Continued to make the most out of Japan Cuts’ online edition with a screening of Mrs. Noisy, a thoroughly engrossing film that spins a surprisingly nuanced narrative out of a straightforward premise. The plot revolves around Maki, a novelist that has fallen into a bit of a creative slump; ever since the birth of her six-year-old daughter, she’s struggled to balance her work with her domestic responsibilities, and what little material she does manage to produce is always compared unfavorably to her earlier critical and commercial successes. Her troubles are exacerbated by her nuisance of a next-door neighbor, whose bizarre antics further disrupt her already tight schedule. When Maki decides to use the ensuing feud as inspiration for her newest publication, however, she learns that there’s much more to the old woman’s seemingly inconsiderate behavior than meets the eye, forcing her to confront the consequences of her own narrow-minded preconceptions.
Director Chihiro Amano’s visual style isn’t terribly flashy, but it doesn’t really need to be; her command of the fundamentals of cinematic language communicates the story clearly enough. Her framing and blocking are particularly impressive; Maki and her husband, for example, are often positioned far away from each other, and they rarely make eye contact, simply and elegantly conveying the emotional distance between them. Amano is equally adept at juggling conflicting tones (aided by her actors, who subtly adjust their performances in accordance with the audience’s sympathies—Yoko Ohtaka’s turn as the title character is especially compelling), seamlessly transitioning from slapstick comedy to heart-wrenching drama.
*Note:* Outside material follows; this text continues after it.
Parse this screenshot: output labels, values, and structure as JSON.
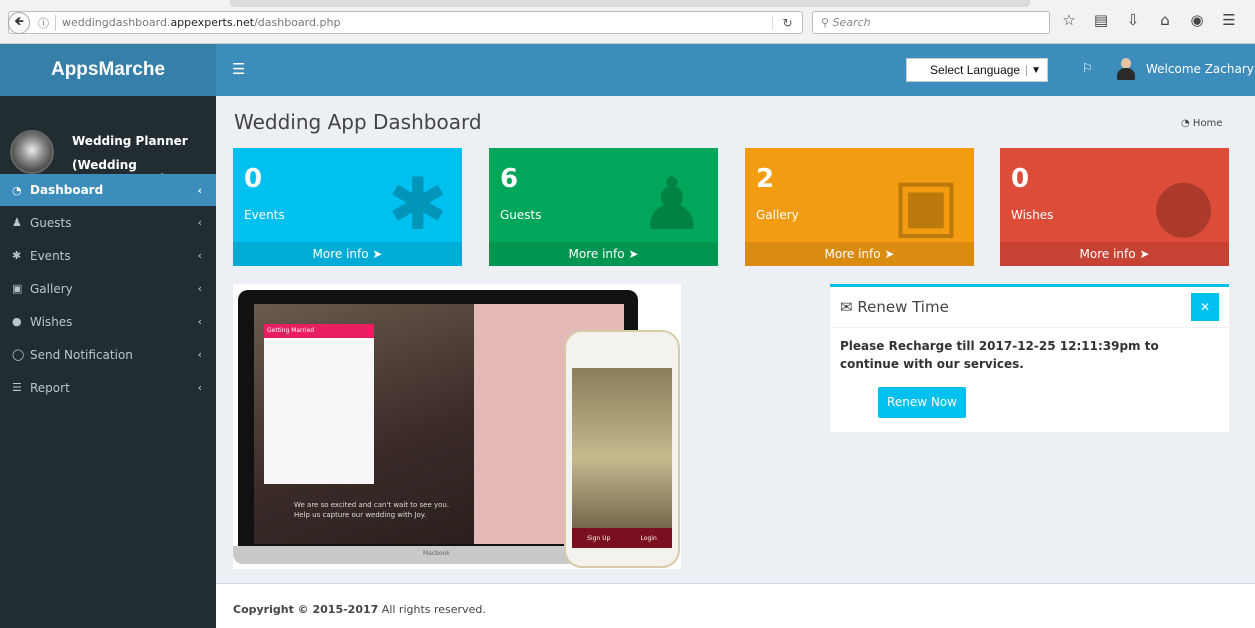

Mrs. Noisy is the sort of movie that, in my mind, defines the “festival experience”. I picked it out of the lineup on a whim—and it absolutely blew my expectations out of the water. While it’s not as charmingly quirky as On-Gaku: Our Sound or as boldly experimental as Labyrinth of Cinema, its immaculately competent craftsmanship makes it effortlessly enjoyable.